Meeting needs of multicultural peoples
Many migrant populations have a higher prevalence of diabetes and higher rates of diabetes-related hospitalisations and mortality rates than people born in Australia. A web portal has been developed to assist these groups. Currently 345,000 Australians are registered on the NDSS who speak languages other than English.
The increased risk of type 2 diabetes in people from these backgrounds is associated with genetic, cultural and lifestyle factors, including physical inactivity, poor nutrition, and overweight and obesity.
These resources are designed to educate people with diabetes and health professionals servicing these communities to have the best information available to manage their diabetes well and prevent ongoing complications of heart attack, stroke, kidney damage, blindness and amputations that are costly to our health budget.
Meeting needs of older people
A healthy eating guide has been developed for older people with diabetes.

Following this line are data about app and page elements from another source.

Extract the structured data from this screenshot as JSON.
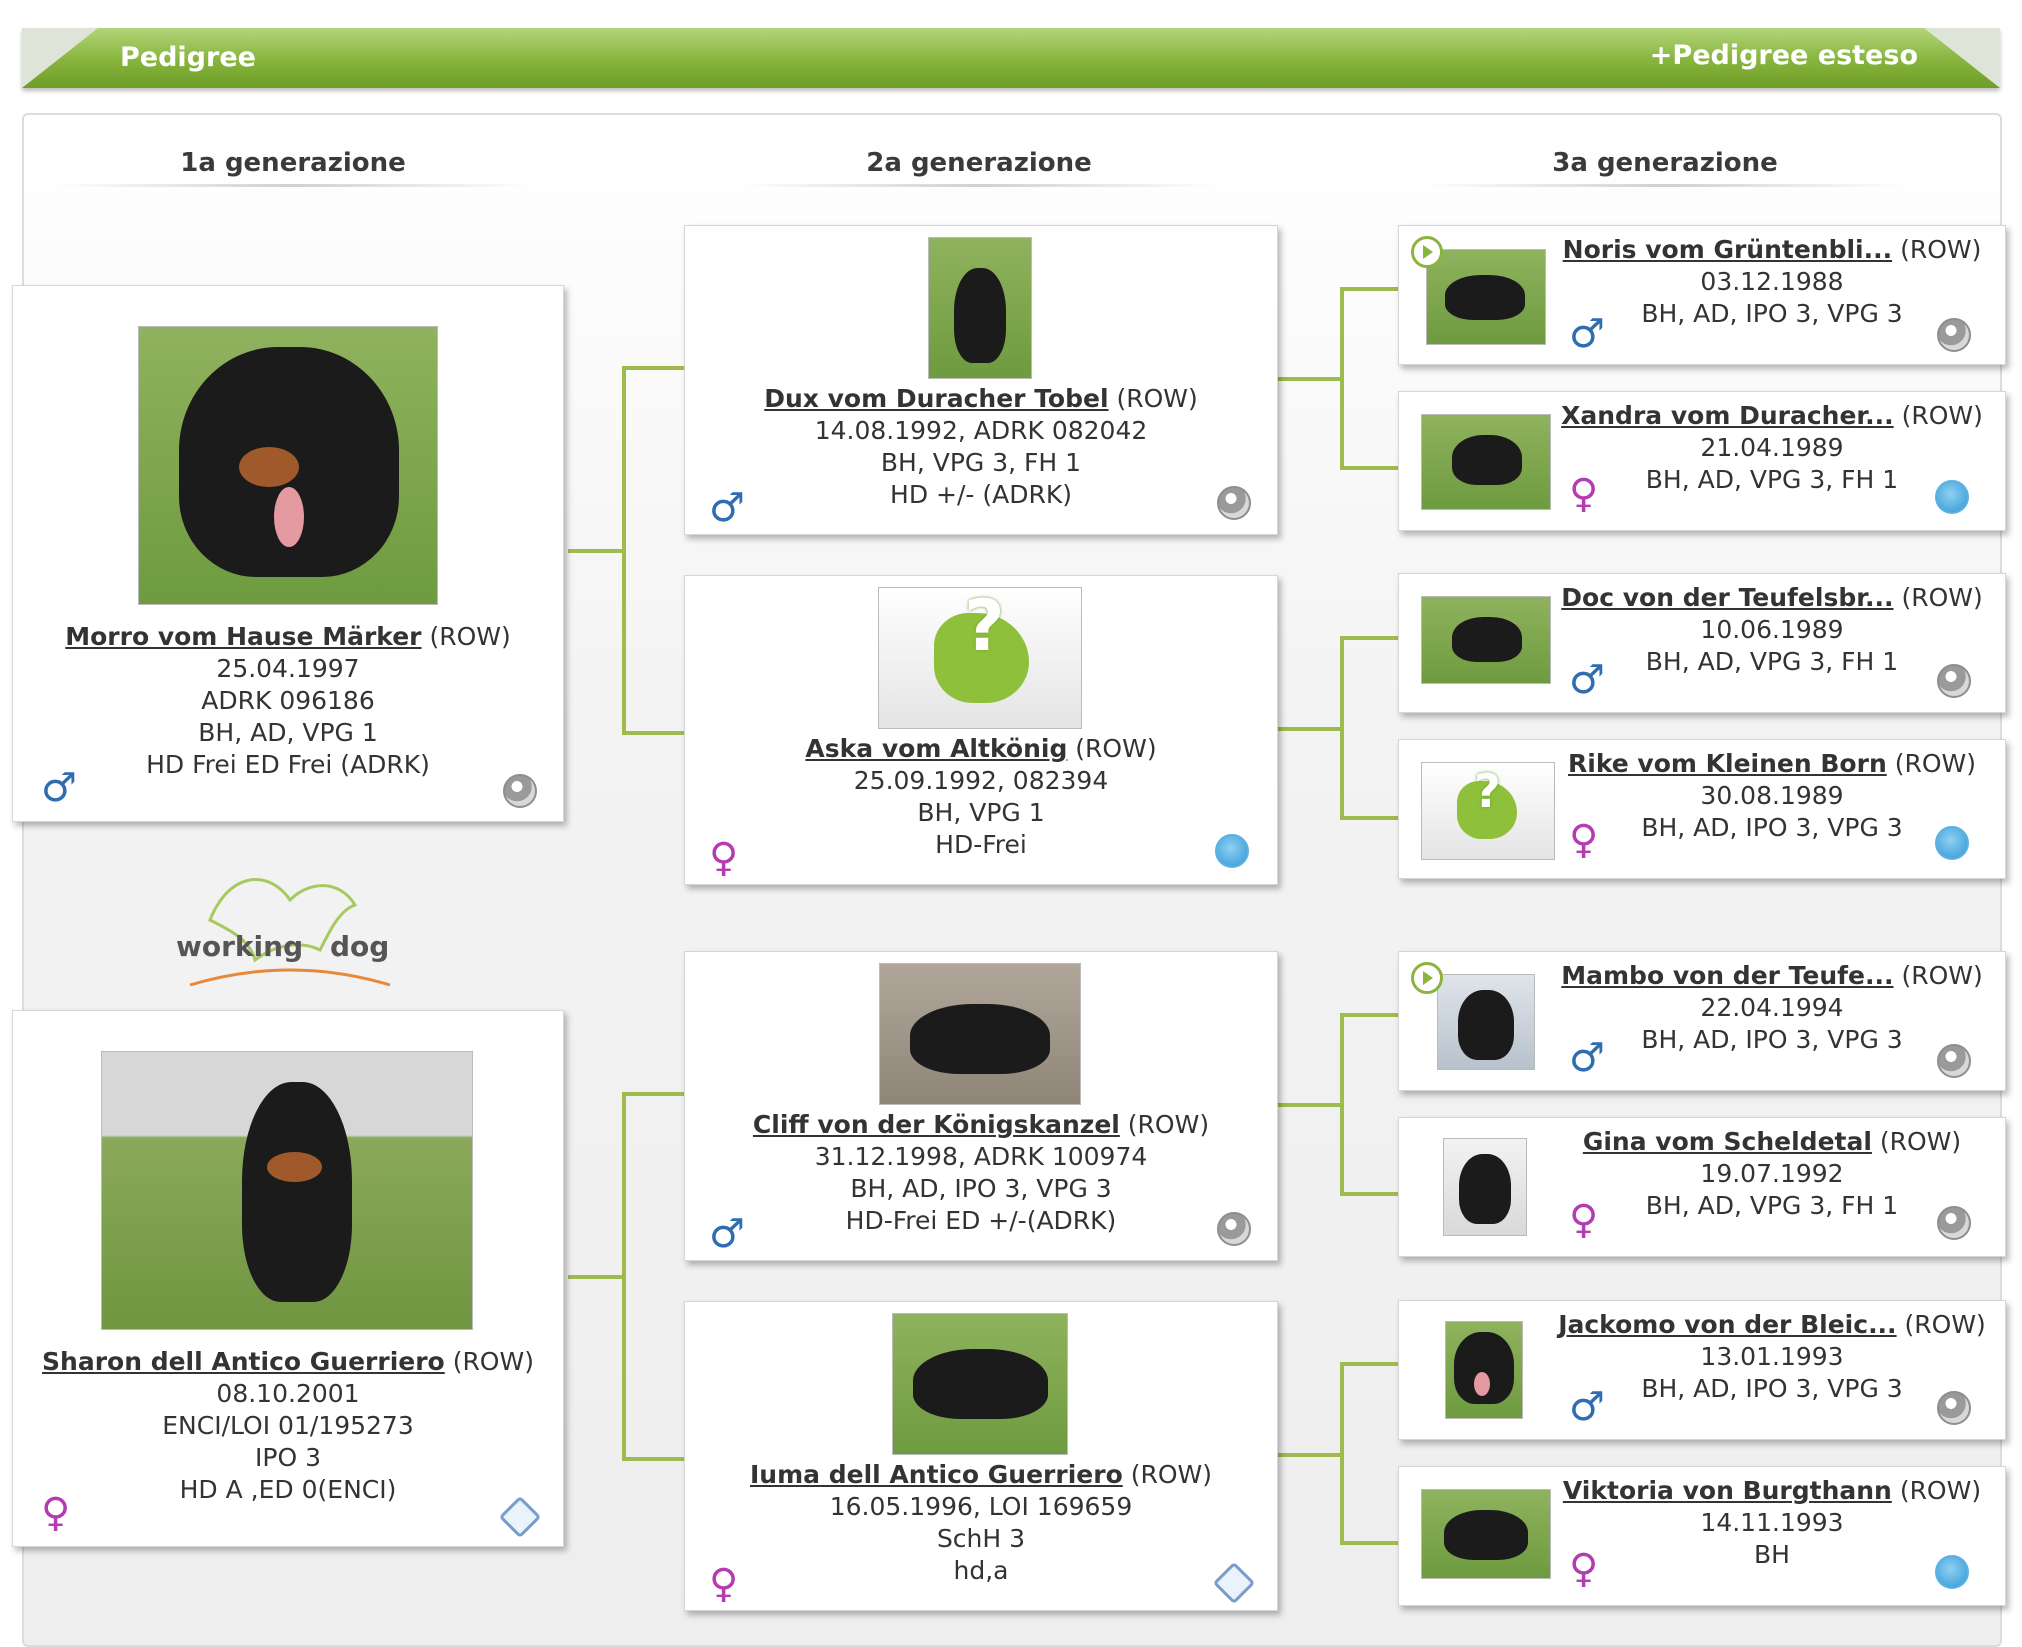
{
  "header": {
    "title": "Pedigree",
    "extended_link": "+Pedigree esteso"
  },
  "generations": [
    "1a generazione",
    "2a generazione",
    "3a generazione"
  ],
  "logo": {
    "word1": "working",
    "word2": "dog"
  },
  "gen1": [
    {
      "name": "Morro vom Hause Märker",
      "breed": "(ROW)",
      "lines": [
        "25.04.1997",
        "ADRK 096186",
        "BH, AD, VPG 1",
        "HD Frei ED Frei (ADRK)"
      ],
      "sex": "male",
      "badge": "grey"
    },
    {
      "name": "Sharon dell Antico Guerriero",
      "breed": "(ROW)",
      "lines": [
        "08.10.2001",
        "ENCI/LOI 01/195273",
        "IPO 3",
        "HD A ,ED 0(ENCI)"
      ],
      "sex": "female",
      "badge": "enci"
    }
  ],
  "gen2": [
    {
      "name": "Dux vom Duracher Tobel",
      "breed": "(ROW)",
      "lines": [
        "14.08.1992, ADRK 082042",
        "BH, VPG 3, FH 1",
        "HD +/- (ADRK)"
      ],
      "sex": "male",
      "badge": "grey"
    },
    {
      "name": "Aska vom Altkönig",
      "breed": "(ROW)",
      "lines": [
        "25.09.1992, 082394",
        "BH, VPG 1",
        "HD-Frei"
      ],
      "sex": "female",
      "badge": "fci"
    },
    {
      "name": "Cliff von der Königskanzel",
      "breed": "(ROW)",
      "lines": [
        "31.12.1998, ADRK 100974",
        "BH, AD, IPO 3, VPG 3",
        "HD-Frei ED +/-(ADRK)"
      ],
      "sex": "male",
      "badge": "grey"
    },
    {
      "name": "Iuma dell Antico Guerriero",
      "breed": "(ROW)",
      "lines": [
        "16.05.1996, LOI 169659",
        "SchH 3",
        "hd,a"
      ],
      "sex": "female",
      "badge": "enci"
    }
  ],
  "gen3": [
    {
      "name": "Noris vom Grüntenbli...",
      "breed": "(ROW)",
      "lines": [
        "03.12.1988",
        "BH, AD, IPO 3, VPG 3"
      ],
      "sex": "male",
      "badge": "grey",
      "video": true
    },
    {
      "name": "Xandra vom Duracher...",
      "breed": "(ROW)",
      "lines": [
        "21.04.1989",
        "BH, AD, VPG 3, FH 1"
      ],
      "sex": "female",
      "badge": "fci",
      "video": false
    },
    {
      "name": "Doc von der Teufelsbr...",
      "breed": "(ROW)",
      "lines": [
        "10.06.1989",
        "BH, AD, VPG 3, FH 1"
      ],
      "sex": "male",
      "badge": "grey",
      "video": false
    },
    {
      "name": "Rike vom Kleinen Born",
      "breed": "(ROW)",
      "lines": [
        "30.08.1989",
        "BH, AD, IPO 3, VPG 3"
      ],
      "sex": "female",
      "badge": "fci",
      "video": false
    },
    {
      "name": "Mambo von der Teufe...",
      "breed": "(ROW)",
      "lines": [
        "22.04.1994",
        "BH, AD, IPO 3, VPG 3"
      ],
      "sex": "male",
      "badge": "grey",
      "video": true
    },
    {
      "name": "Gina vom Scheldetal",
      "breed": "(ROW)",
      "lines": [
        "19.07.1992",
        "BH, AD, VPG 3, FH 1"
      ],
      "sex": "female",
      "badge": "grey",
      "video": false
    },
    {
      "name": "Jackomo von der Bleic...",
      "breed": "(ROW)",
      "lines": [
        "13.01.1993",
        "BH, AD, IPO 3, VPG 3"
      ],
      "sex": "male",
      "badge": "grey",
      "video": false
    },
    {
      "name": "Viktoria von Burgthann",
      "breed": "(ROW)",
      "lines": [
        "14.11.1993",
        "BH"
      ],
      "sex": "female",
      "badge": "fci",
      "video": false
    }
  ],
  "symbols": {
    "male": "♂",
    "female": "♀"
  },
  "colors": {
    "accent_green": "#86b43c",
    "male": "#2f6db0",
    "female": "#b23cb0",
    "connector": "#9dbb4f"
  }
}
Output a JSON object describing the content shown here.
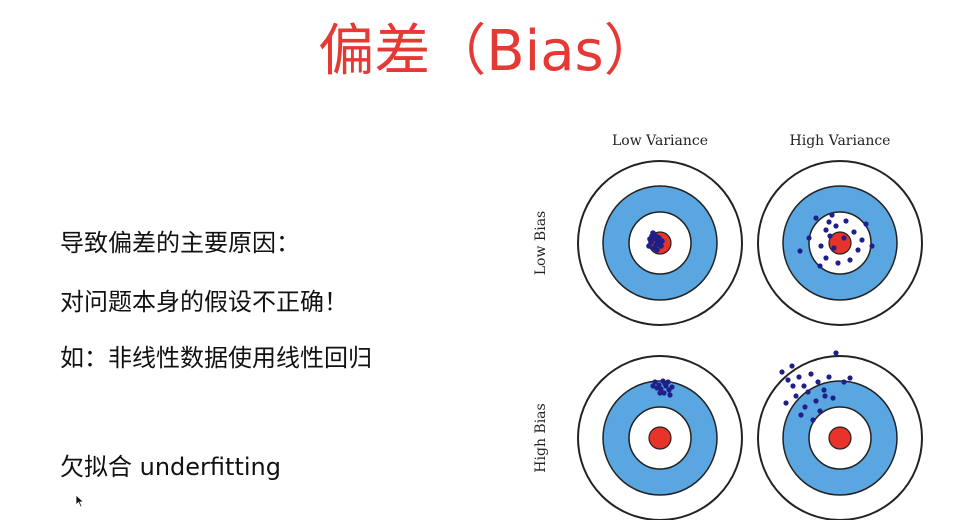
{
  "title": "偏差（Bias）",
  "bullets": {
    "line1": "导致偏差的主要原因：",
    "line2": "对问题本身的假设不正确！",
    "line3": "如：非线性数据使用线性回归",
    "line4": "欠拟合 underfitting"
  },
  "diagram": {
    "col_labels": [
      "Low Variance",
      "High Variance"
    ],
    "row_labels": [
      "Low Bias",
      "High Bias"
    ]
  },
  "colors": {
    "title": "#e53935",
    "ring_blue": "#5aa6e0",
    "bullseye": "#e8332a",
    "points": "#1f1f8a"
  }
}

Professor Greg Johnson Diabetes Australia CEO said, “there are more than 560,000 older Australians registered on the NDSS are aged over 65. Healthy eating remains a very important issue as we age and if we want older people to continue to be healthy and productive then we need more emphasis on support and resources specifically designed for them. And of course, these older Australians are very commonly living other chronic health conditions as well.”
Meeting needs of mothers with gestational diabetes
Over 25,000 women developed gestational diabetes and registered to the NDSS in the past year and they are at high risk of developing type 2 diabetes within 10-20 years. Their children also have an increased risk of developing type 2 diabetes later in life.
Thirty-one year old Kate Richards has experienced gestational diabetes during both of her pregnancies. She has used the new ‘Life After Gestational Diabetes’ booklet for women which was launched today in English and five languages – Arabic, Turkish, Vietnamese, Chinese Mandarin and Chinese Cantonese and says she sees the information as very useful for women from these cultural backgrounds.
Meeting needs of Aboriginal and Torres Strait Islanders (ATSI Australians)
The prevalence of diabetes is three times higher in ATSI people and in some communities the prevalence of diabetes could be as high as 30%. ATSI people are diagnosed at younger ages with type 2 diabetes and life expectancy remains much lower than non-indigenous Australians. Grace Ward, from the ATSI community who was involved in the development of the resources said. “This new resource for Aboriginal and Torres Strait Islander people will help them connect with the NDSS and hopefully better support them to maintain their health and avoid complications and early death.” Ms Ward said.
The resources launched are:
- Web portal for information about diabetes for people from culturally and linguistically diverse backgrounds
- Healthy Eating Guide for Older Australians with Diabetes
- New ‘Life After Gestational Diabetes’ booklet for women produced in 5 languages – Arabic, Turkish, Vietnamese, Chinese Mandarin and Chinese Cantonese
- New, culturally appropriate information resources about the NDSS for Aboriginal and Torres Strait Islander peoples and for people from culturally and linguistically diverse backgrounds
- Booklet for women with type 1 diabetes, about diabetes and pregnancy
(Source: Diabetes Australia)